Billy McGuigan’s “Rock Twist” is scheduled for 7 p.m. Tuesday, May 7. Always a favorite, McGuigan brings classic rock tunes with a big band influence. A full horn section and incredible musicians will perform favorites from Sinatra, Buddy Holly, the Beatles and more. Tickets start at $30.
To purchase tickets for Winston or McGuigan, check online at www.pickmytickets.com
The Merryman is located at 225 W. 22nd St. For more information, call (308) 698-8297.
Gaming group to host Scrabble night
Scrabble Game Night is set for 6:30 to 8:30 p.m. Monday at Primrose Assisted Living, Capital Avenue and North Road.
The group usually meets the third Monday of each month. All Scrabble players are welcome; bring a board if you have one. There is no registration required and there is no fee to play.
For more information, call La Vonne at (308) 382-2663.
This weekend at the Grand ...
“They Shall Not Grow Old” is showing this weekend at the Grand Theatre 316 W. Third St. Showtimes are 7:15 p.m. Friday, Saturday and Sunday.
Using state-of-the-art technology and materials from the BBC and Imperial War Museum, filmmaker Peter Jackson allows the story of World War I to be told by the men who were there. Life on the front is explored through the voices of the soldiers, who discuss their feelings about the conflict, the food they ate, the friends they made and their dreams of the future. Rated R.
Admission is $3.50 for adults, $2.50 for children 12 and younger. For more information, call (308) 381-2667 or visit grandmovietheatre.com.
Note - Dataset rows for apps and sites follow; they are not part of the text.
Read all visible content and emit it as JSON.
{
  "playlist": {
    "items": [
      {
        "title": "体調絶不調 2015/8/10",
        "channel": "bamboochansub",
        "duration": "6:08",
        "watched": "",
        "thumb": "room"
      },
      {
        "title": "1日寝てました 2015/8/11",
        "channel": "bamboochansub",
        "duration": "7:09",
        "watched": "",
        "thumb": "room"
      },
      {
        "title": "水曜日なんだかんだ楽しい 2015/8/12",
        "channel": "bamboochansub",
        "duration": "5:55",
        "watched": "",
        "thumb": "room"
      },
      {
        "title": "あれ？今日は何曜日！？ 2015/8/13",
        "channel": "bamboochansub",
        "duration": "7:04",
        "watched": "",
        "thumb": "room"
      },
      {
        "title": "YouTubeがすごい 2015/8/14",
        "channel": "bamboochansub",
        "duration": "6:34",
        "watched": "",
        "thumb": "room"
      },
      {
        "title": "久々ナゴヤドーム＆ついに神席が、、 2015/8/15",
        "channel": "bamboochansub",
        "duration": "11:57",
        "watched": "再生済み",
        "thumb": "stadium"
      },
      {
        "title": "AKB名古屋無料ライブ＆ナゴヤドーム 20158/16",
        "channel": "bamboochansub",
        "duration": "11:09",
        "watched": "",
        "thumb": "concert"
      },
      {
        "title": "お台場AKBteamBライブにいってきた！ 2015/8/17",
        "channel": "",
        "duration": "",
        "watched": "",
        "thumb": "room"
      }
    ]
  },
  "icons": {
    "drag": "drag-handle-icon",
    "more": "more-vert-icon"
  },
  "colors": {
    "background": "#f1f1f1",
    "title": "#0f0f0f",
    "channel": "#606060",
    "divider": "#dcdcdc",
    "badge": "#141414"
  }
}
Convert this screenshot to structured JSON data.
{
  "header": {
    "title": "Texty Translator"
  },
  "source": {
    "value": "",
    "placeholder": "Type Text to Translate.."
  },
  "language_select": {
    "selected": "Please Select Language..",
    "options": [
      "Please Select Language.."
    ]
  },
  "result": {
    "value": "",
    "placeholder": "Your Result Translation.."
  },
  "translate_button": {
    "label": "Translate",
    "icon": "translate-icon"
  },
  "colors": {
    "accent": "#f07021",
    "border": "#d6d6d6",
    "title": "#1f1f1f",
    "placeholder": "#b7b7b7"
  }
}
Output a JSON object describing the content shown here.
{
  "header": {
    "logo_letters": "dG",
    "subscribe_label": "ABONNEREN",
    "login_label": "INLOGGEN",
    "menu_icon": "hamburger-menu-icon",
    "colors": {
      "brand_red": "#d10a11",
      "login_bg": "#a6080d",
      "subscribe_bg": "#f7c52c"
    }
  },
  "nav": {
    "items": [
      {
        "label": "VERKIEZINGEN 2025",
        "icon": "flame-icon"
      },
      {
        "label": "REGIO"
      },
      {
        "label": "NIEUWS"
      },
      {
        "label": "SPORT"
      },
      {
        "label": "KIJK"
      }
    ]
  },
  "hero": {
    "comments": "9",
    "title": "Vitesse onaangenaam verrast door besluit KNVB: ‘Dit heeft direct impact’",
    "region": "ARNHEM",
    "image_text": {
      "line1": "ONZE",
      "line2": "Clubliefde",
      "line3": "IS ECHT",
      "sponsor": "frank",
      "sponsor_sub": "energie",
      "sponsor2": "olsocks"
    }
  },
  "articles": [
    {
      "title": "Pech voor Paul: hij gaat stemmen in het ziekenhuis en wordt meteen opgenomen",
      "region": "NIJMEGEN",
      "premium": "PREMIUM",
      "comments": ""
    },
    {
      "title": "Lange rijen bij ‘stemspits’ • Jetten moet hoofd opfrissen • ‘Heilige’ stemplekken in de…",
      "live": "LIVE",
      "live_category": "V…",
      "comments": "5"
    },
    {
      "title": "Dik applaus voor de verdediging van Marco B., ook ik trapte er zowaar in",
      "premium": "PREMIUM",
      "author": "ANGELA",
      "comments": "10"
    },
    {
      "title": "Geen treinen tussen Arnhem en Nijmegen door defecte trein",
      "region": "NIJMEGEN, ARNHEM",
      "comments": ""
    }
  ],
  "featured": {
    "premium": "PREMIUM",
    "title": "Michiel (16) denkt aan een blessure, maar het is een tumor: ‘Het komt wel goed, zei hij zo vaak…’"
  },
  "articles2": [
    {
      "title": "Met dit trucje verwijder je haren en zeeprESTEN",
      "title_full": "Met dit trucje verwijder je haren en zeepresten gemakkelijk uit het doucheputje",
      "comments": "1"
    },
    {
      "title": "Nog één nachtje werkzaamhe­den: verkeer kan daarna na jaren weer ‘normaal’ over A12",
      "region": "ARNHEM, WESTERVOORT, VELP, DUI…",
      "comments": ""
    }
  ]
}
Your Ticket briefs are published every Thursday in print and online at theindependent.com. To submit arts and entertainment announcements, submit to Terri Hahn at email@example.com at least two weeks prior to the event. No information will be accepted over the phone. There is no charge for publication, but announcements must follow newspaper policy. For more information, email Hahn or call her at (308) 381-9463.